Upon reaching home, I went ahead and rechecked the translation on the two alert signs.  It turns out that “feu” (plural “feux”) can mean both fire and light.  So, “feu rouge” is probably red light.  Thus, the second sign was pretty clearly trying a sort of indirect reminder “You know, *I* always stop at red lights, but, well, if you don’t want to, I guess.. Eh.. (French-shrug)”

But, now I am not sure what to make of the first sign.  Was it actually imploring us not to play with light instead of fire?  Maybe they don’t want us to race the stop lights?  Not that that is particularly easy to do in most of Strasbourg.  Traffic is generally heavy in the city itself.  But, on the other hand it did always seem a bit odd that an area so wet and green would be overly concerned with fire safety.  Of course, this is BBQ season….

Mind you, Germans don’t mess around with vague imagery- verbal or otherwise.  Here is a fire safety sign spotted in Germany on the very next day:

Seriously, y’all, DON’T leave your BBQ unattended or
the fire elementals will reach out
and GRAB your baby!  And, as the poster
warns, Help Often Comes Too Late.

As long as I am on the subject, a few other German things:

My new German Reading Glasses
Severe, but fun!
Sunsets have been gorgeous this month!

A dead Giant European Hornet in front of the apartment.
Yeah, they are large.  And yeah, they have invaded the US.
Keep your eyes peeled.

The weather, as I mentioned, has been wet.  But, that is typical this time of year, and it is a warm wet most of the time.  DS has taken to going for daily scooter rides around the neighborhood, so, these days, like the locals, he just throws on a jacket and heads out in the rain.

Granted, his pants don’t really repel water that much….

More French

DD has participated in an after-school drama club throughout the year at Hogwarts.  Tonight was their drama recital, if you will.  An evening of Sketches- done in English, by mostly non-native English speakers.  It was quite charming, actually.

Apparently we weren’t supposed to enter through the main
gate, but we didn’t read the sign and an administrator
let us in anyways… Getting out, though was trickier!

DD’s skit was about being “In the Army”
She wore her great-grampa’s Navy flight jacket,
and, um… a hat.

Their darling drama coach.  The poor thing was
bright red anytime she had to speak to anyone!
To be fair, it was rather warm in the basement
where the recital was held.

Seven Skits

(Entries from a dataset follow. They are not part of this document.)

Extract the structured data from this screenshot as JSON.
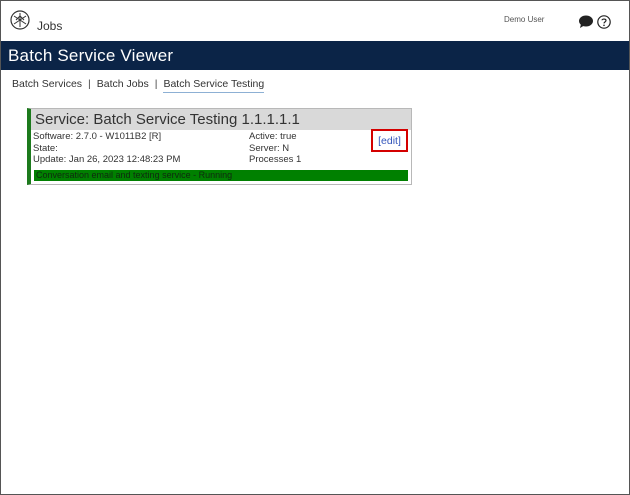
{
  "app": {
    "name": "Jobs",
    "user": "Demo User",
    "icons": {
      "logo": "compass-logo-icon",
      "chat": "chat-icon",
      "help": "help-icon"
    }
  },
  "header": {
    "title": "Batch Service Viewer",
    "background": "#0b2447"
  },
  "breadcrumb": {
    "items": [
      "Batch Services",
      "Batch Jobs",
      "Batch Service Testing"
    ],
    "separator": "|"
  },
  "service": {
    "title": "Service: Batch Service Testing 1.1.1.1.1",
    "software": "Software: 2.7.0 - W1011B2 [R]",
    "state": "State:",
    "update": "Update: Jan 26, 2023 12:48:23 PM",
    "active": "Active: true",
    "server": "Server: N",
    "processes": "Processes 1",
    "edit_label": "[edit]",
    "status_text": "Conversation email and texting service - Running",
    "status_color": "#008000"
  }
}
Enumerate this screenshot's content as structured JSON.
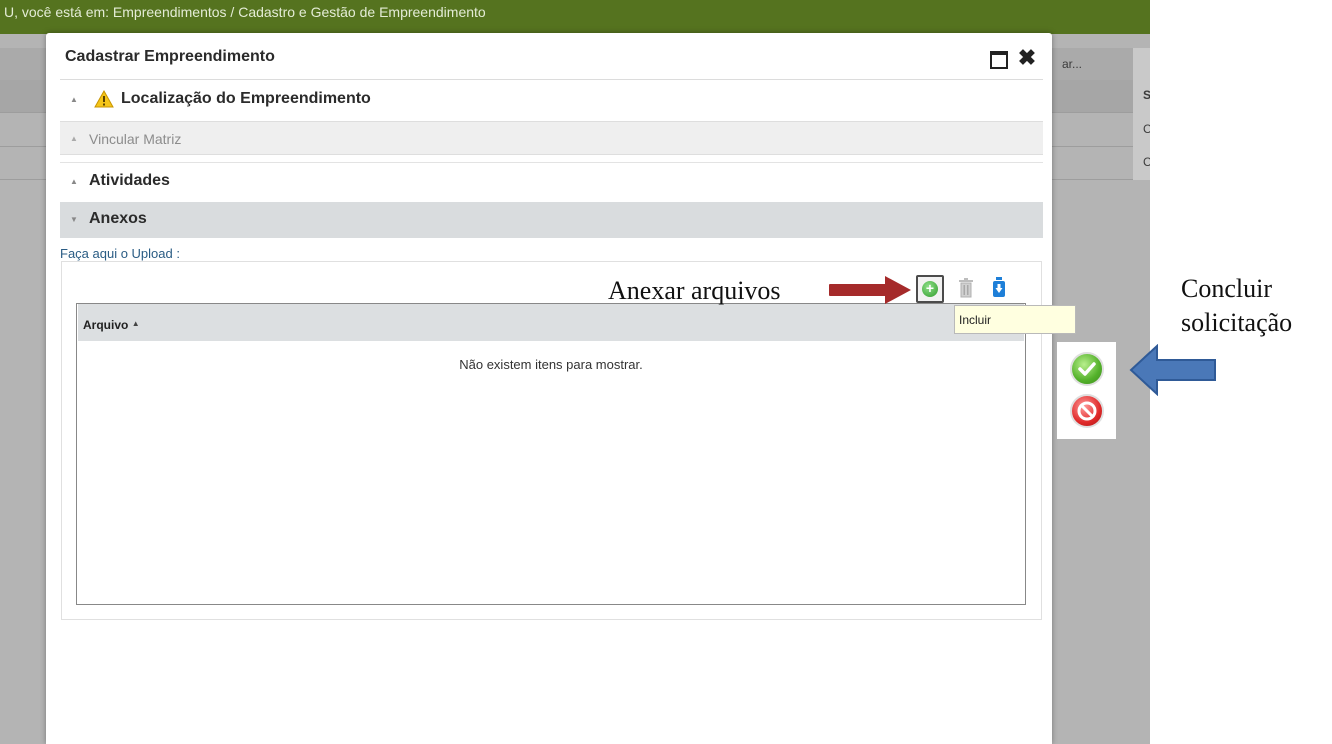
{
  "background": {
    "breadcrumb": "U, você está em: Empreendimentos / Cadastro e Gestão de Empreendimento",
    "truncated_button": "ar...",
    "col_header_letter": "S",
    "row_letters": [
      "C",
      "C"
    ]
  },
  "modal": {
    "title": "Cadastrar Empreendimento",
    "sections": [
      {
        "label": "Localização do Empreendimento",
        "state": "collapsed",
        "warning": true
      },
      {
        "label": "Vincular Matriz",
        "state": "disabled"
      },
      {
        "label": "Atividades",
        "state": "collapsed"
      },
      {
        "label": "Anexos",
        "state": "expanded"
      }
    ],
    "upload_label": "Faça aqui o Upload :",
    "toolbar": {
      "add_icon": "add-circle-icon",
      "delete_icon": "trash-icon",
      "download_icon": "download-icon",
      "tooltip": "Incluir"
    },
    "grid": {
      "column_header": "Arquivo",
      "empty_message": "Não existem itens para mostrar."
    }
  },
  "annotations": {
    "anexar": "Anexar arquivos",
    "concluir_line1": "Concluir",
    "concluir_line2": "solicitação"
  },
  "colors": {
    "topbar": "#55731f",
    "annotation_red_arrow": "#a52a2a",
    "annotation_blue_arrow": "#4a78b8",
    "link_blue": "#2a5c84"
  }
}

Did I mention that the event was held in the basement of the P building?  That means, I swear to you, the room is numbered “P00”.

It took me several minutes to figure
out what this is.  Do you know?  I am still
not sure why it is bolted to the wall!
Left Right Left Right!

The tall guy is Sgt. Small, The short on Sgt. Large, and the guy in red
was filling in for their absent Private Potter

DD did the entire thing with a decent English accent- only she didn’t know she was doing it.  It was just the character she had in her mind.  Too fun. Actually, she frequently slips into an English accent when she returns home from Hogwarts.  I think it sounds mysterious and enchanting.  She thinks it is a bit ridiculous.

‘Giovani’
These two were really funny hamming it up as love birds
The stage crew almost dropped the TV, but DD jumped in a grabbed it.
Later, she and one other girl muscled the thing into a new position and then
removed it without assistance.  WTG DD!
Best Costume Goes to – the Old Guy in Shakespeare’s House
Best unexpected moment- at one point in the script, a character knocks on the
door- this toddler from the audience answered it!!!

Flowers & presents for the drama coach!